The Evolution of Fashion: From Tradition to Trends

Introduction: Fashion is not just about clothing; it’s a reflection of society, culture, and individual expression. Throughout history, fashion has continuously evolved, influenced by various factors such as technology, politics, economy, and cultural shifts. From ancient civilizations to modern runways, the journey of fashion is a fascinating exploration of creativity, innovation, and identity.

Ancient Roots: The roots of fashion can be traced back to ancient civilizations like Egypt, Greece, and Rome. In these societies, clothing was not merely functional but also symbolic of status, occupation, and religious beliefs. Fabrics, colors, and styles were carefully chosen to signify one’s position in society. For example, in ancient Egypt, linen garments were reserved for the elite, while commoners wore simpler attire made of wool.

Medieval Elegance: The Middle Ages witnessed the rise of elaborate garments adorned with intricate embroidery, jewels, and luxurious fabrics. Nobility and royalty flaunted their wealth through extravagant attire, while the common people made do with more modest clothing. Fashion during this period was heavily influenced by feudalism, religion, and the Crusades, with styles evolving gradually over centuries.

Renaissance Rebirth: The Renaissance marked a significant shift in fashion, characterized by a revival of classical aesthetics, exploration, and cultural exchange. Rich fabrics like silk and velvet became more accessible, and tailoring techniques advanced, allowing for greater freedom of movement and expression. The era saw the emergence of iconic styles such as the doublet, hose, and voluminous skirts, reflecting the spirit of humanism and artistic creativity.

Industrial Revolution and Mass Production: The 19th century brought about revolutionary changes in fashion with the advent of the Industrial Revolution. Mass production techniques transformed the way clothing was made, leading to the rise of ready-to-wear garments and the decline of bespoke tailoring. The fashion industry became more accessible to the masses, as new technologies enabled the production of affordable clothing on a large scale.
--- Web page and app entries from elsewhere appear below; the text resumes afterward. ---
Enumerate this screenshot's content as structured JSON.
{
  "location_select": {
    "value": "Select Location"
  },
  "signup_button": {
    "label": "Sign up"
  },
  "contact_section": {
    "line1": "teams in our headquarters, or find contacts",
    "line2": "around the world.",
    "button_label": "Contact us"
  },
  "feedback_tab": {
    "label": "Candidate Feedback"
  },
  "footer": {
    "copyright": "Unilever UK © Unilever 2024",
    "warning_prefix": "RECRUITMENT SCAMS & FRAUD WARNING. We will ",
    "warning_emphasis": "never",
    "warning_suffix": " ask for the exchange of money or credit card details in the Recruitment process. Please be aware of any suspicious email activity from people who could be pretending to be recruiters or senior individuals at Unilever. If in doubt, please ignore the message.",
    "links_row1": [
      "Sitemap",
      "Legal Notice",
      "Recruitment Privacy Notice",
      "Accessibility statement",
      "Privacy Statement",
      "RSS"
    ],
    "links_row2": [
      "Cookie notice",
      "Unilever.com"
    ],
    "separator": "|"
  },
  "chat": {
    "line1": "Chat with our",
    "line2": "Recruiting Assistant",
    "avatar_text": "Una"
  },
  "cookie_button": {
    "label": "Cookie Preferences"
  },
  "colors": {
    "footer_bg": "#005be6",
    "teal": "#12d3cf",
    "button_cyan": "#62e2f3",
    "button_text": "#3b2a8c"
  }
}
Twentieth Century Trends: The 20th century witnessed rapid transformations in fashion, influenced by global events, social movements, and technological advancements. From the flapper dresses of the 1920s to the power suits of the 1980s, each decade had its own distinct style, reflecting the cultural zeitgeist. The post-war period saw the emergence of haute couture houses like Dior and Chanel, while the 1960s ushered in the era of youth rebellion and counterculture fashion.

Contemporary Fashion Landscape: In the 21st century, fashion has become more diverse, inclusive, and technologically driven than ever before. Social media platforms like Instagram and TikTok have democratized the industry, allowing influencers and consumers to shape trends in real-time. Sustainable and ethical fashion practices have gained traction, as consumers become more conscious of the environmental and social impact of their clothing choices.

Conclusion: Fashion is a dynamic and ever-evolving art form that reflects the values, aspirations, and identities of society. From ancient traditions to modern trends, the journey of fashion is a testament to human creativity, innovation, and resilience. As we continue to navigate the complexities of the modern world, fashion will undoubtedly remain a powerful force for self-expression, cultural exchange, and social change.